Website and app data records:
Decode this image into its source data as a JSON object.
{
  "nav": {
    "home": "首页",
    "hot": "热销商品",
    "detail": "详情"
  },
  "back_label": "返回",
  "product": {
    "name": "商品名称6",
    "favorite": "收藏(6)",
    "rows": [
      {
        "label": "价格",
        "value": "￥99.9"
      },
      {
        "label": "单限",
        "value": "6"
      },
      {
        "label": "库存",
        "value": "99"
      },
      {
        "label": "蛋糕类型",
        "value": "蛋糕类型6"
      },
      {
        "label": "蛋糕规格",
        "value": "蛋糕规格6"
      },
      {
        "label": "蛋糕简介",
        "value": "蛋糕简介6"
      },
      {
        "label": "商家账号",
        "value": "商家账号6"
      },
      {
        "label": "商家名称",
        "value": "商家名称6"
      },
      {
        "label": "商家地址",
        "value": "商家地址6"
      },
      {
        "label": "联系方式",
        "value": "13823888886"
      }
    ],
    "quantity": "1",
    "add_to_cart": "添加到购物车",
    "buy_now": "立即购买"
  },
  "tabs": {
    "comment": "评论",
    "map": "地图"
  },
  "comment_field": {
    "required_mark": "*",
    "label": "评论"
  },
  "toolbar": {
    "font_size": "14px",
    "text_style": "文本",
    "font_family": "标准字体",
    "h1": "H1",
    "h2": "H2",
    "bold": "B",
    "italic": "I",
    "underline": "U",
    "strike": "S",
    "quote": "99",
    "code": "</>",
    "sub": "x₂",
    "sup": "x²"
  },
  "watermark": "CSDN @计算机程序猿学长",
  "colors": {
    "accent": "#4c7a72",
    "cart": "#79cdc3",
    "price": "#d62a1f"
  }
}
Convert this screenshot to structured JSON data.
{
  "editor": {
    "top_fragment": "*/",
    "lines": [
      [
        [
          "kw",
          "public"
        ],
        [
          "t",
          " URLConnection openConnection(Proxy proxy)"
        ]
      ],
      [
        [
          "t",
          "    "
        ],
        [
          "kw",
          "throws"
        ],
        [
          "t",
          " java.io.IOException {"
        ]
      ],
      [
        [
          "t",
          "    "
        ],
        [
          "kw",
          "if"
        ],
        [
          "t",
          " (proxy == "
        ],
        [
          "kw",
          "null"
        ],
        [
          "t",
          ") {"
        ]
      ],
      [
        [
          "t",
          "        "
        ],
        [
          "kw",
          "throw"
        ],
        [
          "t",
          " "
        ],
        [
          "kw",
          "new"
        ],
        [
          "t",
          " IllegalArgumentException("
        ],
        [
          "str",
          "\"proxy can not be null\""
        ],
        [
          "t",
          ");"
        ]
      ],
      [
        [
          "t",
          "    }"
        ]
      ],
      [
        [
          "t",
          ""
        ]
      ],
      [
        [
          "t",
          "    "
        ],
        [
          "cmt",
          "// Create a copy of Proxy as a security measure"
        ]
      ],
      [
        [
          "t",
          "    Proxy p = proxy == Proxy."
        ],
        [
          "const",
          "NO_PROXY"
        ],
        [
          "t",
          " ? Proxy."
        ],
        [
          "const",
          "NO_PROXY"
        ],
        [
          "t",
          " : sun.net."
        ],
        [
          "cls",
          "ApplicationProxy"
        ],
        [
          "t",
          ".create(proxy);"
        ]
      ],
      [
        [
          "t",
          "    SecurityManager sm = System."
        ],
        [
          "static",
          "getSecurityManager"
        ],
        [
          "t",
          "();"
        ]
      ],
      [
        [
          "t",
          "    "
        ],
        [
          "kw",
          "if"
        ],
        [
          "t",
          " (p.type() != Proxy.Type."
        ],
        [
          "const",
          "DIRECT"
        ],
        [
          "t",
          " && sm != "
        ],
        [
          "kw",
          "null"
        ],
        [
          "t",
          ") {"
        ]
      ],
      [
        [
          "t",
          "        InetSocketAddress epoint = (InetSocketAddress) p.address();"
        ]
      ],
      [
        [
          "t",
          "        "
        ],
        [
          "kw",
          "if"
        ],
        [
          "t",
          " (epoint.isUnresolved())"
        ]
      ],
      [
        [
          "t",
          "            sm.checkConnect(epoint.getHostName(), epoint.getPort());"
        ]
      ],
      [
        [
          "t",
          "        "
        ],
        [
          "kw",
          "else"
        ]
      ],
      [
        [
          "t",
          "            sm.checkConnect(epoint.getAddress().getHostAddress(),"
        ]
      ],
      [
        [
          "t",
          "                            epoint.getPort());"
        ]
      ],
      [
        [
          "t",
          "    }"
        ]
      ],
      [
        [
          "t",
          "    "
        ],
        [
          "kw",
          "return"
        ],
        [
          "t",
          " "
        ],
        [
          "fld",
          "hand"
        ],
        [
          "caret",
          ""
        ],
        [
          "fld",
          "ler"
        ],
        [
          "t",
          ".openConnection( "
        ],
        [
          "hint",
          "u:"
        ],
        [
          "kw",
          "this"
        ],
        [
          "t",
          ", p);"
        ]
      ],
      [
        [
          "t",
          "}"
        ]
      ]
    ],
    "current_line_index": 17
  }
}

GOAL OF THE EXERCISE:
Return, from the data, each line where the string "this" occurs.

EXERCISE RESULT:
Decode this image into its source data as a JSON object.
Convert this screenshot to structured JSON data.
          "this"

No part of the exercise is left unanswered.